IRS Notice 2018-03 (Dec.14, 2017); IRS News Release IR-2017-204 (Dec. 14, 2017)
The IRS has announced that the standard mileage rate for use of an automobile to obtain medical care—which may be deductible under Code § 213 if it is primarily for, and essential to, the medical care—will be 18 cents per mile for 2018. This is a 1-cent increase from the rate of 17 cents per mile that was in effect for 2017 (see our Checkpoint article). The same increased rate will apply for deducting automobile expenses that are moving expenses under Code § 217. [EBIA Comment: The Tax Cuts and Jobs Act greatly narrows the moving expense deduction’s availability. For an eight-year period starting in 2018, that deduction will be available only for certain moves by members of the Armed Forces on active duty (see our article).]
Use of the standard mileage rate is not mandatory, but it can be used instead of calculating variable expenses (e.g., gas and oil) that are incurred when a car is used to obtain medical care or as part of a move. Parking fees and tolls related to use of an automobile for medical or moving expense purposes may be deductible as separate items. Fixed costs (e.g., depreciation, lease payments, insurance, and license and registration fees) are not deductible for these purposes and are not reflected in the standard mileage rate for medical care and moving expenses. These and other details about using the standard mileage rate can be found in Revenue Procedure 2010-51.
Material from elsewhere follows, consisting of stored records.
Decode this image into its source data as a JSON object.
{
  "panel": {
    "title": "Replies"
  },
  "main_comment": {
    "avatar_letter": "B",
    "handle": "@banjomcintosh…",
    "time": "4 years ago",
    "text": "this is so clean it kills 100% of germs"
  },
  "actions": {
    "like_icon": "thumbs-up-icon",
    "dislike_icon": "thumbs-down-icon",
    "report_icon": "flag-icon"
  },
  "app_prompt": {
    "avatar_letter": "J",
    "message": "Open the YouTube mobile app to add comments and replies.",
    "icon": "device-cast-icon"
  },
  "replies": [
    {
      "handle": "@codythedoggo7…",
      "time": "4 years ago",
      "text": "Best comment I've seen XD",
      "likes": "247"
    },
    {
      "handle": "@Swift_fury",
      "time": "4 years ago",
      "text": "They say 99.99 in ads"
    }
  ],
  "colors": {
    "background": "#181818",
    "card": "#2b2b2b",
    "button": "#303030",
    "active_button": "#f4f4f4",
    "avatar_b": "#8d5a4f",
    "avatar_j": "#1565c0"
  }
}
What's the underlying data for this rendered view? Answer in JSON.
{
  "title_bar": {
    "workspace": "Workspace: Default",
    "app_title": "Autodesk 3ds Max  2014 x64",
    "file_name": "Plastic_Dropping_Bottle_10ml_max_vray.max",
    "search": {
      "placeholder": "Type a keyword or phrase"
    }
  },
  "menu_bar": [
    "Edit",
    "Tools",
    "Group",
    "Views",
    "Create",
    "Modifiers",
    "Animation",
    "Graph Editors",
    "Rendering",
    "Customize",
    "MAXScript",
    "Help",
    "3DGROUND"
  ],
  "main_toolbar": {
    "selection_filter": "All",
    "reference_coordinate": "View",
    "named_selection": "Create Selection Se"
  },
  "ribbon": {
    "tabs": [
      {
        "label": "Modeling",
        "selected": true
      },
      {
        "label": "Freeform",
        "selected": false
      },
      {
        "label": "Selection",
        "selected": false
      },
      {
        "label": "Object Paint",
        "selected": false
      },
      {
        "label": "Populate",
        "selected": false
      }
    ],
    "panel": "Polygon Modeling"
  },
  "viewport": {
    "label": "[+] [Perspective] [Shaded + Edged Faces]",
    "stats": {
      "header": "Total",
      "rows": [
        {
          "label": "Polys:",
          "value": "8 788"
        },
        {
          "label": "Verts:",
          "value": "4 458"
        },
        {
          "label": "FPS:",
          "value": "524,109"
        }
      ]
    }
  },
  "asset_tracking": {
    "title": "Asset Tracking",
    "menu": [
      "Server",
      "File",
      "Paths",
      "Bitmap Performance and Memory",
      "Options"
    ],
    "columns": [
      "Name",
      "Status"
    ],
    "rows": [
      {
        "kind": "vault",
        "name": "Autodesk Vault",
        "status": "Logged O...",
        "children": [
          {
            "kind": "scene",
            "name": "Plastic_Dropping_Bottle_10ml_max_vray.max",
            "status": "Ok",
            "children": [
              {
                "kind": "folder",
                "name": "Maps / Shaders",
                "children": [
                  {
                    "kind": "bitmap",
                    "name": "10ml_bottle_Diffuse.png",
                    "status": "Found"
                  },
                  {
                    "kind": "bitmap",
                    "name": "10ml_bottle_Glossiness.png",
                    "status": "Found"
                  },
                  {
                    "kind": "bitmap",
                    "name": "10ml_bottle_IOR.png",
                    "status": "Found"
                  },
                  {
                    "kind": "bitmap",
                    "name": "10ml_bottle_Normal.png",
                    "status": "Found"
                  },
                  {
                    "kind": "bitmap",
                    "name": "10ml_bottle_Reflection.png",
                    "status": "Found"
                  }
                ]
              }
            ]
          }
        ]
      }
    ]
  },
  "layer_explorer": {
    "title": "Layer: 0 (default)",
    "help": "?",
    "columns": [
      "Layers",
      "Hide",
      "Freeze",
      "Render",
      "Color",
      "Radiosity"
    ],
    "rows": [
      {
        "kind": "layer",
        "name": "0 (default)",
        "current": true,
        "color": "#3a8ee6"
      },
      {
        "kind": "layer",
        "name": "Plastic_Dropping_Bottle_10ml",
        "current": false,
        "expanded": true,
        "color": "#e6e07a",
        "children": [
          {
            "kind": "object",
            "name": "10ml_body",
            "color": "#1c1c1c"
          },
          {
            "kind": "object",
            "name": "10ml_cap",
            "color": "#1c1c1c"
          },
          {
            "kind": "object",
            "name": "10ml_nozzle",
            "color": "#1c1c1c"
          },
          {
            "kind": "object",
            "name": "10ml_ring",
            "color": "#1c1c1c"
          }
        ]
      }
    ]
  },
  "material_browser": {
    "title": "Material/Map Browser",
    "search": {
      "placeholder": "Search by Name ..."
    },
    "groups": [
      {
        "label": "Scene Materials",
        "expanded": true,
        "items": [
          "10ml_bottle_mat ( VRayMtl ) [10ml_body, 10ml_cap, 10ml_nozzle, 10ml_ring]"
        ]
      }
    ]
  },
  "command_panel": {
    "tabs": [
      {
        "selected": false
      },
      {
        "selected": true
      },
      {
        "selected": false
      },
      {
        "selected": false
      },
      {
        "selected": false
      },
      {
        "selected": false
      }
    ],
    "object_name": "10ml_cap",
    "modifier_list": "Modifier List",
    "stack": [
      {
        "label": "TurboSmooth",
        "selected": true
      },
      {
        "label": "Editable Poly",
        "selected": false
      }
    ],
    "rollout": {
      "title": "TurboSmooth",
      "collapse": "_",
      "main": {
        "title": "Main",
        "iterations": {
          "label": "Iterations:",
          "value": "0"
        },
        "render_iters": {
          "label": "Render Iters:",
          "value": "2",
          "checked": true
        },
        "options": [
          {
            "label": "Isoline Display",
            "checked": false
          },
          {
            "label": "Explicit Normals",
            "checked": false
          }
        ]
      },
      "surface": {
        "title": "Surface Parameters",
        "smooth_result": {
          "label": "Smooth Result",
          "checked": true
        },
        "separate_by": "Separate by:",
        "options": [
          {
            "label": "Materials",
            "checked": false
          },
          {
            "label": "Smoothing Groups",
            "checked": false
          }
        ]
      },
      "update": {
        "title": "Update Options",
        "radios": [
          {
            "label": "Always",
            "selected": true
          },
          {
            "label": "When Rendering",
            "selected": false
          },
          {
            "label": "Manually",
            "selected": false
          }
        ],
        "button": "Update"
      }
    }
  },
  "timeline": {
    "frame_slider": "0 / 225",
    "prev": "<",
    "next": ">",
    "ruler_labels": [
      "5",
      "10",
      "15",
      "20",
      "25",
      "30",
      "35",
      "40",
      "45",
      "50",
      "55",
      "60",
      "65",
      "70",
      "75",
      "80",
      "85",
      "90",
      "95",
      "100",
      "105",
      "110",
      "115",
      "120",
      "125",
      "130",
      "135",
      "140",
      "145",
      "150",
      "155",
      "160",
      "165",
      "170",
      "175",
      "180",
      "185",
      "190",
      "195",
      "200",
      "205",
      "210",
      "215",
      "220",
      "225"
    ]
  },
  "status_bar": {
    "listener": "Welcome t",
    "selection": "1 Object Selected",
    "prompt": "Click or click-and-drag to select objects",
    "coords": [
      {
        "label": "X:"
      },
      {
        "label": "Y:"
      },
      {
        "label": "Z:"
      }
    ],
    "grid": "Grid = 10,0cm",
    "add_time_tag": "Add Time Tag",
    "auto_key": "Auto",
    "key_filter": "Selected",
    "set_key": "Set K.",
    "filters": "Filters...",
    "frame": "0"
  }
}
EBIA Comment: Transportation expenses that are deductible medical expenses under Code § 213 generally can be reimbursed on a tax-free basis by a health FSA, HRA, or HSA. (To simplify administration, some employers’ health FSAs or HRAs exclude medical transportation expenses from the list of reimbursable items.) The applicable reimbursement rate will be the one in effect when the expense was incurred. Note that the standard mileage rate for medical care and moving expenses differs from the business standard mileage rate, which is 54.5 cents per mile for 2018 (up from 53.5 cents per mile for 2017). For an explanation of the difference between the two rates, see our Checkpoint article. For more information, see EBIA’s Cafeteria Plans manual at Sections XX.L.8.b (“Mileage Rate for Traveling to Obtain Medical Care”) and XX.M (“Table of Common Expenses, Showing Whether They Are for ‘Medical Care’”). See also EBIA’s Consumer-Driven Health Care manual at Sections XV.C (“What Is an HSA-Qualified Medical Expense?”) and XXIV.B (“HRAs May Reimburse Only Code § 213(d) Expenses”), and EBIA’s Fringe Benefits manual at Section XVII.D.1.b (“Moving Expenses: Travel by Car”).
Contributing Editors: EBIA Staff.